Internet. May I skip this topic? No? Ok, then… sometimes I need hours to publish pictures and if I am particularly unlucky the web crushes and I have to start it all over again. I live in Pescia, near the city centre and trust me I know everything about the best internet connection available on the market. This is getting better, but it needs time. For those who absolutely need internet connection during your holiday, I suggest you to ask about it in advance to be sure that it is working. There are places in which the only possibility is a slow connection, enough for emails but surely not sufficient to surf the internet.
Just one last thing: exhaust pipes are smaller than elsewhere. It is extremely important that you do not throw anything but toilet paper in it because it gets IMMEDIATELY clogged.
Last but not least: waste disposal and separate collection.
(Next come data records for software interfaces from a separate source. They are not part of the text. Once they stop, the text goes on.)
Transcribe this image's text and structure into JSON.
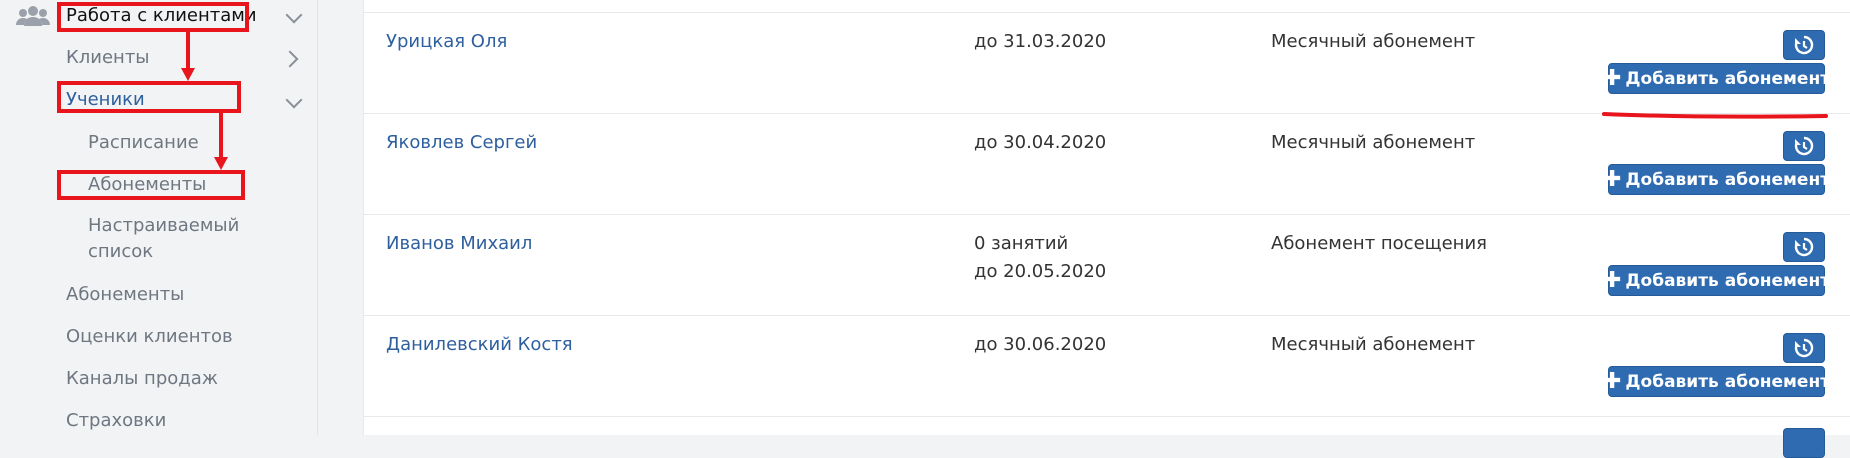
{
  "sidebar": {
    "section_label": "Работа с клиентами",
    "items": [
      {
        "label": "Клиенты"
      },
      {
        "label": "Ученики"
      },
      {
        "label": "Расписание"
      },
      {
        "label": "Абонементы"
      },
      {
        "label": "Настраиваемый"
      },
      {
        "label": "список"
      },
      {
        "label": "Абонементы"
      },
      {
        "label": "Оценки клиентов"
      },
      {
        "label": "Каналы продаж"
      },
      {
        "label": "Страховки"
      }
    ]
  },
  "table": {
    "add_button_label": "Добавить абонемент",
    "history_icon": "history-icon",
    "rows": [
      {
        "name": "Урицкая Оля",
        "line1": "до 31.03.2020",
        "line2": "",
        "type": "Месячный абонемент"
      },
      {
        "name": "Яковлев Сергей",
        "line1": "до 30.04.2020",
        "line2": "",
        "type": "Месячный абонемент"
      },
      {
        "name": "Иванов Михаил",
        "line1": "0 занятий",
        "line2": "до 20.05.2020",
        "type": "Абонемент посещения"
      },
      {
        "name": "Данилевский Костя",
        "line1": "до 30.06.2020",
        "line2": "",
        "type": "Месячный абонемент"
      }
    ]
  },
  "colors": {
    "annotation": "#e8151c",
    "primary_button": "#2f6bb1",
    "link": "#2e5f9e"
  }
}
I suggest you ask me about this at your arrival so that I can give you the current policy because it changes depending on the place where the house is located. It is different in every municipality and it changes so fast that sometimes I do not know how it works either and I have to check.
What’s missing? Did I forget something? What about your Italian first-experiences? Leave a comment or send us a direct message to tell us your stories!
And now…you are ready to enjoy your Tuscan trip!